Richard outlined the history behind the Treaty on the Prohibition of Nuclear Weapons (which passed the UN vote on 7 July 2017) and lead to the ICAN Nobel Peace Prize. It was notably not signed by Australia and the USA among others. The world now has 15,000 nuclear weapons and these are being modernised at the moment at a cost of $1 trillion. Richard spoke about the outcome for the entire world if, for example, a local war between India and Pakistan resulted in a nuclear attack – apart for the “local” destruction, there would be decades of increased atmospheric carbon leading to widespread environmental destruction and famine. He argued that the idea of “deterrence” is dangerous as there is every likelihood of these weapons being used in some circumstances.
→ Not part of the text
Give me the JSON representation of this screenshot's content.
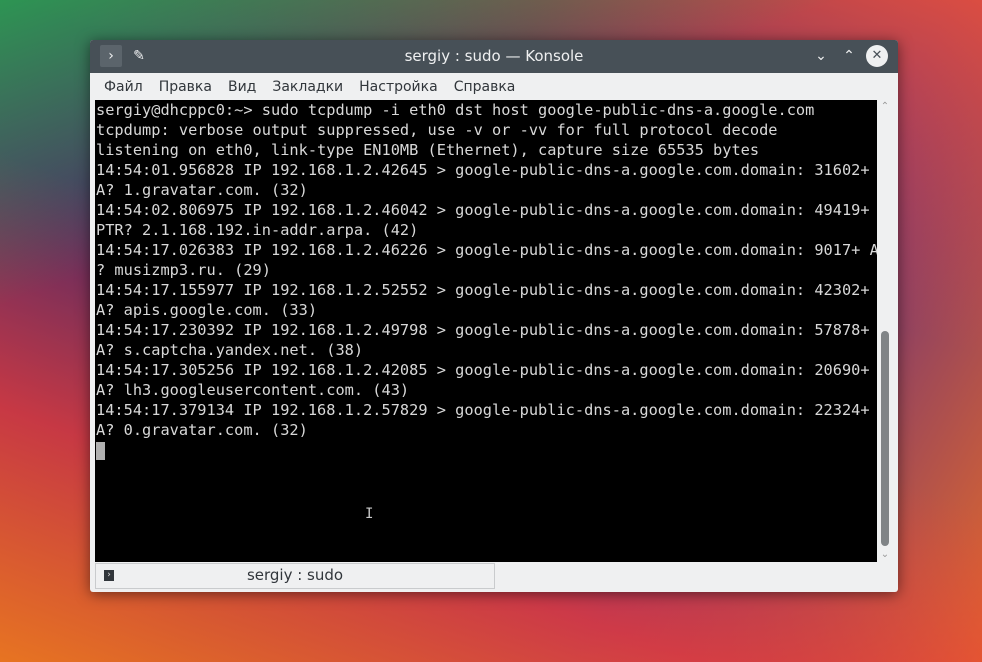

There are now 9 countries with nuclear weapons.
Vintage Reds were delighted to welcome Tony Kevin to talk about
his book, Return to Moscow (University of Western Australia, 2017).
Tony worked for thirty years as a diplomat, including as ambassador to Poland and Cambodia in the 1990s. His first posting was in Moscow in 1969-71, and he made brief visits again in 1985 and 1990.
In 2016 he made a 4-week trip to Russia as an independent traveller. Tony is a Russophile, and gave a strongly pro-Russia talk. He believes that we are completely unaware of how overwhelmed we are by Western anti-Russia news. Whereas in other news story we presume some state of regularity, when the news is from Russia we presume irregularity. In the misinformation echo-chamber of the West it requires a huge effort of will and intellect to judge things from the outside. Continue reading
Helen introduced our speaker, Tony Payne. Tony is a semi-retired professor of politics at Sheffield University who with Colin Hay has co-written Civic Capitalism, a rejection of Anglo neo-liberalism.
They reject the Thatcherite view that “there is no alternative [to the market economy]”; they also reject the Marxist view of capitalism, that it is global, unreformable, and must be overthrown. Hay and Payne want to occupy the sensible centre, which Payne sees to be increasingly unoccupied.
We were delighted to welcome our speaker, Emma Davidson, from the Women’s Centre for Health Matters, who spoke on the topic of housing in the ACT.
Emma noted that housing affordability for women is worse now in the ACT than when she joined WCHM in 2010. There is movement from the government: a housing summit scheduled for September; submissions being sought for an inquiry into housing, due in February; and submissions also being sought for Mick Gentleman’s inquiry into environmentally sustainable housing.
Funding shortages are affecting public and community housing. Women are particularly affected as their numbers are hidden. We need more diversity including models that suit groups and sharing, with a sell-on option. Many women are carers and require courtyard/accessible housing, for example. A non-government brokerage service would be ideal, to place people into appropriate housing. Planning regulations need more flexibility. Capped access to new land blocks (independent of developers) would allow more first home buyers into the market. The Nightingale project and the Women’s Property Initiative, both in Victoria, are good models. Reclaiming of government land by developers (funded by taxpayers) seriously erodes public confidence and housing affordability options. Public housing stock is being lost faster in the ACT than in any other jurisdiction. Negative gearing (a federal issue) is only benefiting big corporations and the wealthy, and must be reformed.